=== Given data ===

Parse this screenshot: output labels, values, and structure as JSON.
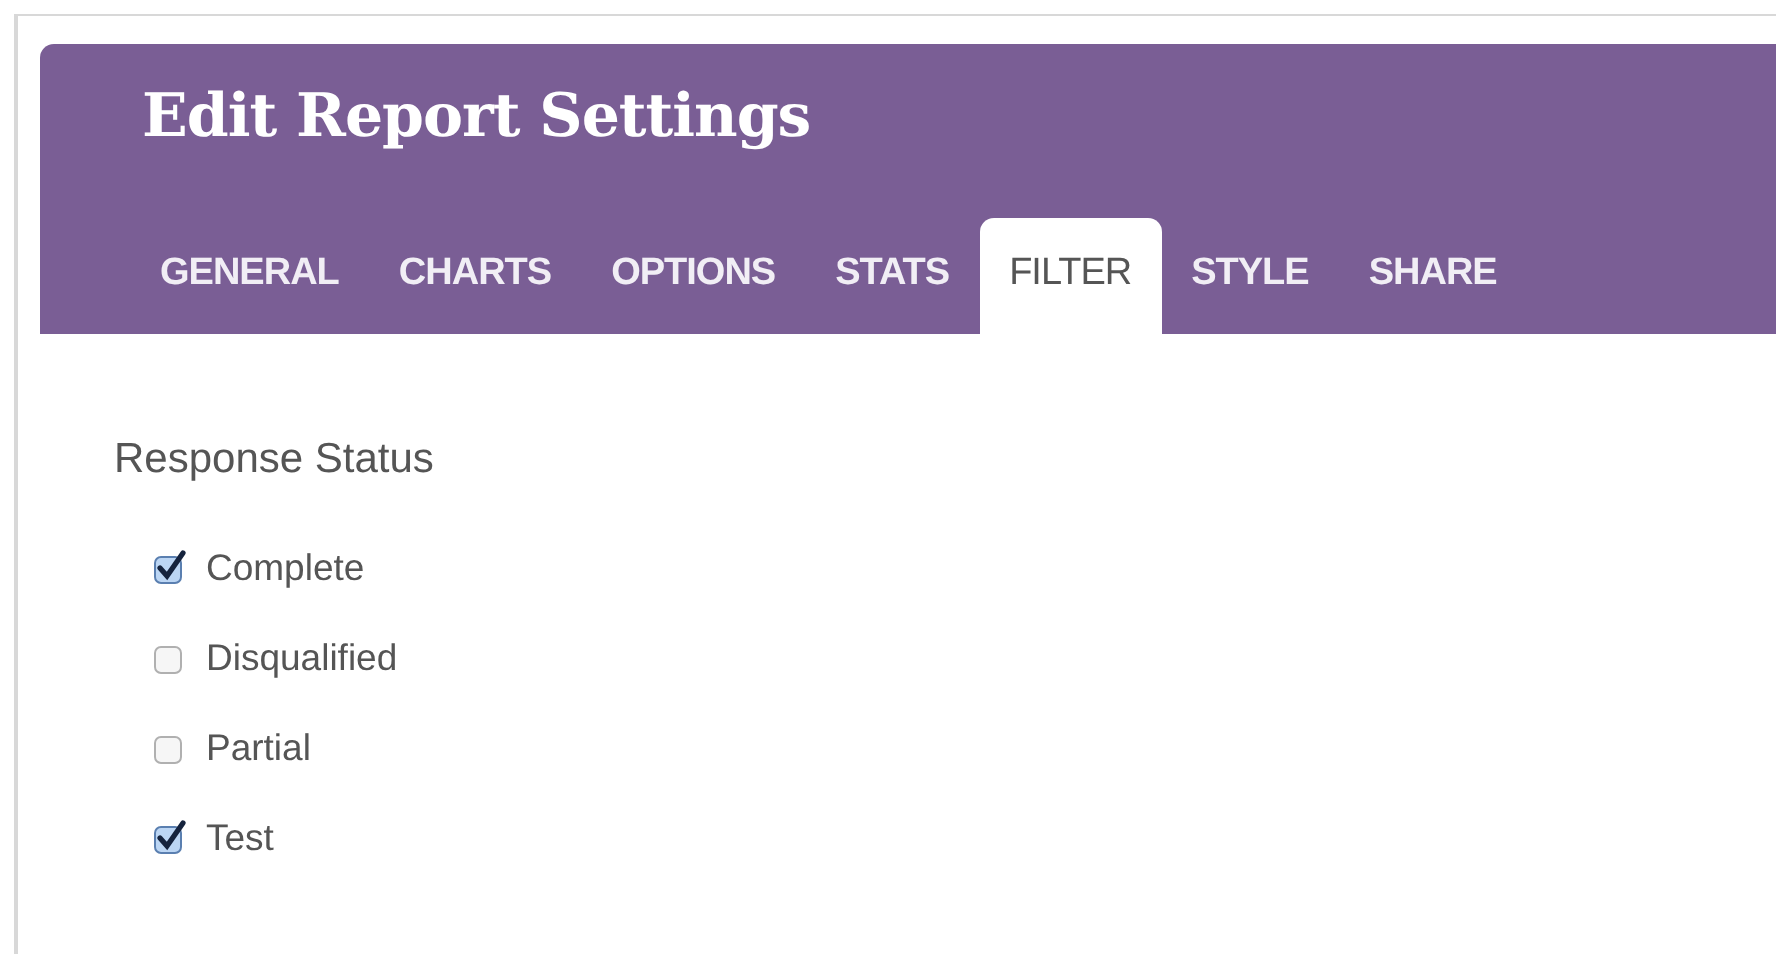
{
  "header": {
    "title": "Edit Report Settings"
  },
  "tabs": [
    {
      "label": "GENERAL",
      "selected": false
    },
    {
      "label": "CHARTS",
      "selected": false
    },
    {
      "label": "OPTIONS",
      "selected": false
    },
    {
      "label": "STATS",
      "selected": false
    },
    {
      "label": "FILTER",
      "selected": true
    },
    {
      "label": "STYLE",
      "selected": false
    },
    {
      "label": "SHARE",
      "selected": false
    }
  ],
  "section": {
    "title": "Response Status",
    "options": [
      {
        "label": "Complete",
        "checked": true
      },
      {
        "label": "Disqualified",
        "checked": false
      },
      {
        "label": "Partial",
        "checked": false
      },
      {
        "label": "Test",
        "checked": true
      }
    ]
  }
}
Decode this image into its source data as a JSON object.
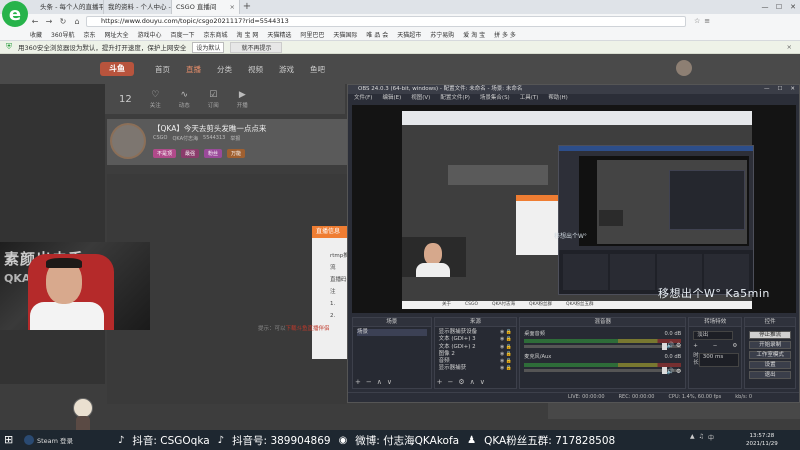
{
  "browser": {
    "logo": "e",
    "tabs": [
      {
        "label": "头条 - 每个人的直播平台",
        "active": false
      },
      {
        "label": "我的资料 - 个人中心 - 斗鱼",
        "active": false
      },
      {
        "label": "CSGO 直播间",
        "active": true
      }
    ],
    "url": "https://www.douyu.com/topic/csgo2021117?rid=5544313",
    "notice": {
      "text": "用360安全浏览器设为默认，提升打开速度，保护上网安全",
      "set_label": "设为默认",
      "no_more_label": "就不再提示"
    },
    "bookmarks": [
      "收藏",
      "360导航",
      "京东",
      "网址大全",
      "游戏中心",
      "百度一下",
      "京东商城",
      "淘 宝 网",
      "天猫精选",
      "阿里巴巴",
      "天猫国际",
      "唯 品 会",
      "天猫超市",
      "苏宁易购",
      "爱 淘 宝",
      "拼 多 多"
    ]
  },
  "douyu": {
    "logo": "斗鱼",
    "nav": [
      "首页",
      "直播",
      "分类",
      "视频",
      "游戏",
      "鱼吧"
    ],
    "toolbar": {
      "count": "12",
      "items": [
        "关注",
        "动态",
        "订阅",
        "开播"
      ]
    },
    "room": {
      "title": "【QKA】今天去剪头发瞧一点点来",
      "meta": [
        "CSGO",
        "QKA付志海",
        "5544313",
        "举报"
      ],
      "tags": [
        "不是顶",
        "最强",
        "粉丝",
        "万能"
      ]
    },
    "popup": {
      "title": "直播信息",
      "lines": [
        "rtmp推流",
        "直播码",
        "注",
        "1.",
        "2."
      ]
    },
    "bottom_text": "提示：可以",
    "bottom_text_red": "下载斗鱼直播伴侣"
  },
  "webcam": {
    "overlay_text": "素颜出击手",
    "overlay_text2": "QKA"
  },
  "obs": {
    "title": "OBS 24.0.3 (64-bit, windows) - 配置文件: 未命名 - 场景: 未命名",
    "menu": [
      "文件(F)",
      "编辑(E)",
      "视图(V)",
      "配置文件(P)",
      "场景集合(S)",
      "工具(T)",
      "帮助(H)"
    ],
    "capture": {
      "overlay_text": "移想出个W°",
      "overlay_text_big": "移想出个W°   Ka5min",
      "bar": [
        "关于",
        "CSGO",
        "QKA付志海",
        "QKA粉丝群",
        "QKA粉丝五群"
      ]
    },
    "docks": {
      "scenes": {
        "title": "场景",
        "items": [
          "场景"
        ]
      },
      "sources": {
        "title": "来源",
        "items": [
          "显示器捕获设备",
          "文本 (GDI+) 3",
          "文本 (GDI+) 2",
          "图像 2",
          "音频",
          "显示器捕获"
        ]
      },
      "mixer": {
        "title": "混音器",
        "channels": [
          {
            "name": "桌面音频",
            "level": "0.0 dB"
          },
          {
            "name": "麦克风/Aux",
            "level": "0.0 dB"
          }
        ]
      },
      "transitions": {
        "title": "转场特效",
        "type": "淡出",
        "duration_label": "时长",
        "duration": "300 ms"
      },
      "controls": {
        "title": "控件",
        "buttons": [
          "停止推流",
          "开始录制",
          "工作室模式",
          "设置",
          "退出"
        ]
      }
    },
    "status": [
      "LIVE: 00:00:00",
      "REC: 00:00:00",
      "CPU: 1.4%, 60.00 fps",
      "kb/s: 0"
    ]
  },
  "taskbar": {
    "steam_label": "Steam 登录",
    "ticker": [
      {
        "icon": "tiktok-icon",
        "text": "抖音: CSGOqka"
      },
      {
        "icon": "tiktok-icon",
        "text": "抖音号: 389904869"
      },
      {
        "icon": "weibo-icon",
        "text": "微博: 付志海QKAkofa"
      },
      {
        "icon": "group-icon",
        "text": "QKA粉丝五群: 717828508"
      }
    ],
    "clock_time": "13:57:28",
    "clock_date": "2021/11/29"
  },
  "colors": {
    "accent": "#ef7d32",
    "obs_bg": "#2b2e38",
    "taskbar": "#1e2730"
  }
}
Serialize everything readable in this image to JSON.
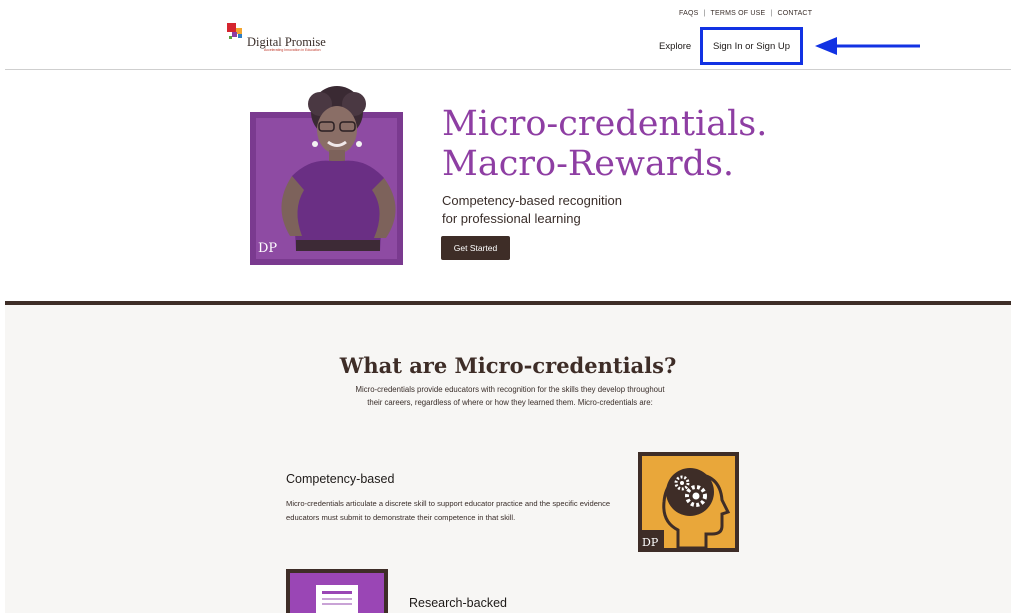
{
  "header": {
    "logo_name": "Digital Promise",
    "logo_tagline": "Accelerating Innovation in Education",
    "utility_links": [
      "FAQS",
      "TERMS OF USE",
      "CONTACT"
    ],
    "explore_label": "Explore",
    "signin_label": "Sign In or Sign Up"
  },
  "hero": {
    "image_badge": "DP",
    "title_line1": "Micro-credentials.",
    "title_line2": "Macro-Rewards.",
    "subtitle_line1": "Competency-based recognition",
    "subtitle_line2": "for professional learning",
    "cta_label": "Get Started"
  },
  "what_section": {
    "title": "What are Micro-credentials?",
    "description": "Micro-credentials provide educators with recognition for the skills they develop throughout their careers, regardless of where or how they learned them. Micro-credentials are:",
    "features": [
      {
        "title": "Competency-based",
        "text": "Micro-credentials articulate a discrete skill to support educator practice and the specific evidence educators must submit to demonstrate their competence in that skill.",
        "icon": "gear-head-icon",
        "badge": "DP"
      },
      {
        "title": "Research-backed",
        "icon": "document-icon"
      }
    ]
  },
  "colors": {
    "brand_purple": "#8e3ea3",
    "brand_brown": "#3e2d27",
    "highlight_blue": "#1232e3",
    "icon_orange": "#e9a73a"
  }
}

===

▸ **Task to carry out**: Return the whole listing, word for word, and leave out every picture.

▸ **Answer section**:
Parse this screenshot: output labels, values, and structure as JSON.
{
  "header": {
    "title": "Edit Report Settings"
  },
  "tabs": [
    {
      "label": "GENERAL",
      "selected": false
    },
    {
      "label": "CHARTS",
      "selected": false
    },
    {
      "label": "OPTIONS",
      "selected": false
    },
    {
      "label": "STATS",
      "selected": false
    },
    {
      "label": "FILTER",
      "selected": true
    },
    {
      "label": "STYLE",
      "selected": false
    },
    {
      "label": "SHARE",
      "selected": false
    }
  ],
  "section": {
    "title": "Response Status",
    "options": [
      {
        "label": "Complete",
        "checked": true
      },
      {
        "label": "Disqualified",
        "checked": false
      },
      {
        "label": "Partial",
        "checked": false
      },
      {
        "label": "Test",
        "checked": true
      }
    ]
  }
}
Decode this image into its source data as a JSON object.
{
  "browser": {
    "logo": "e",
    "tabs": [
      {
        "label": "头条 - 每个人的直播平台",
        "active": false
      },
      {
        "label": "我的资料 - 个人中心 - 斗鱼",
        "active": false
      },
      {
        "label": "CSGO 直播间",
        "active": true
      }
    ],
    "url": "https://www.douyu.com/topic/csgo2021117?rid=5544313",
    "notice": {
      "text": "用360安全浏览器设为默认，提升打开速度，保护上网安全",
      "set_label": "设为默认",
      "no_more_label": "就不再提示"
    },
    "bookmarks": [
      "收藏",
      "360导航",
      "京东",
      "网址大全",
      "游戏中心",
      "百度一下",
      "京东商城",
      "淘 宝 网",
      "天猫精选",
      "阿里巴巴",
      "天猫国际",
      "唯 品 会",
      "天猫超市",
      "苏宁易购",
      "爱 淘 宝",
      "拼 多 多"
    ]
  },
  "douyu": {
    "logo": "斗鱼",
    "nav": [
      "首页",
      "直播",
      "分类",
      "视频",
      "游戏",
      "鱼吧"
    ],
    "toolbar": {
      "count": "12",
      "items": [
        "关注",
        "动态",
        "订阅",
        "开播"
      ]
    },
    "room": {
      "title": "【QKA】今天去剪头发瞧一点点来",
      "meta": [
        "CSGO",
        "QKA付志海",
        "5544313",
        "举报"
      ],
      "tags": [
        "不是顶",
        "最强",
        "粉丝",
        "万能"
      ]
    },
    "popup": {
      "title": "直播信息",
      "lines": [
        "rtmp推流",
        "直播码",
        "注",
        "1.",
        "2."
      ]
    },
    "bottom_text": "提示：可以",
    "bottom_text_red": "下载斗鱼直播伴侣"
  },
  "webcam": {
    "overlay_text": "素颜出击手",
    "overlay_text2": "QKA"
  },
  "obs": {
    "title": "OBS 24.0.3 (64-bit, windows) - 配置文件: 未命名 - 场景: 未命名",
    "menu": [
      "文件(F)",
      "编辑(E)",
      "视图(V)",
      "配置文件(P)",
      "场景集合(S)",
      "工具(T)",
      "帮助(H)"
    ],
    "capture": {
      "overlay_text": "移想出个W°",
      "overlay_text_big": "移想出个W°   Ka5min",
      "bar": [
        "关于",
        "CSGO",
        "QKA付志海",
        "QKA粉丝群",
        "QKA粉丝五群"
      ]
    },
    "docks": {
      "scenes": {
        "title": "场景",
        "items": [
          "场景"
        ]
      },
      "sources": {
        "title": "来源",
        "items": [
          "显示器捕获设备",
          "文本 (GDI+) 3",
          "文本 (GDI+) 2",
          "图像 2",
          "音频",
          "显示器捕获"
        ]
      },
      "mixer": {
        "title": "混音器",
        "channels": [
          {
            "name": "桌面音频",
            "level": "0.0 dB"
          },
          {
            "name": "麦克风/Aux",
            "level": "0.0 dB"
          }
        ]
      },
      "transitions": {
        "title": "转场特效",
        "type": "淡出",
        "duration_label": "时长",
        "duration": "300 ms"
      },
      "controls": {
        "title": "控件",
        "buttons": [
          "停止推流",
          "开始录制",
          "工作室模式",
          "设置",
          "退出"
        ]
      }
    },
    "status": [
      "LIVE: 00:00:00",
      "REC: 00:00:00",
      "CPU: 1.4%, 60.00 fps",
      "kb/s: 0"
    ]
  },
  "taskbar": {
    "steam_label": "Steam 登录",
    "ticker": [
      {
        "icon": "tiktok-icon",
        "text": "抖音: CSGOqka"
      },
      {
        "icon": "tiktok-icon",
        "text": "抖音号: 389904869"
      },
      {
        "icon": "weibo-icon",
        "text": "微博: 付志海QKAkofa"
      },
      {
        "icon": "group-icon",
        "text": "QKA粉丝五群: 717828508"
      }
    ],
    "clock_time": "13:57:28",
    "clock_date": "2021/11/29"
  },
  "colors": {
    "accent": "#ef7d32",
    "obs_bg": "#2b2e38",
    "taskbar": "#1e2730"
  }
}
Serialize everything readable in this image to JSON.
{
  "header": {
    "logo_name": "Digital Promise",
    "logo_tagline": "Accelerating Innovation in Education",
    "utility_links": [
      "FAQS",
      "TERMS OF USE",
      "CONTACT"
    ],
    "explore_label": "Explore",
    "signin_label": "Sign In or Sign Up"
  },
  "hero": {
    "image_badge": "DP",
    "title_line1": "Micro-credentials.",
    "title_line2": "Macro-Rewards.",
    "subtitle_line1": "Competency-based recognition",
    "subtitle_line2": "for professional learning",
    "cta_label": "Get Started"
  },
  "what_section": {
    "title": "What are Micro-credentials?",
    "description": "Micro-credentials provide educators with recognition for the skills they develop throughout their careers, regardless of where or how they learned them. Micro-credentials are:",
    "features": [
      {
        "title": "Competency-based",
        "text": "Micro-credentials articulate a discrete skill to support educator practice and the specific evidence educators must submit to demonstrate their competence in that skill.",
        "icon": "gear-head-icon",
        "badge": "DP"
      },
      {
        "title": "Research-backed",
        "icon": "document-icon"
      }
    ]
  },
  "colors": {
    "brand_purple": "#8e3ea3",
    "brand_brown": "#3e2d27",
    "highlight_blue": "#1232e3",
    "icon_orange": "#e9a73a"
  }
}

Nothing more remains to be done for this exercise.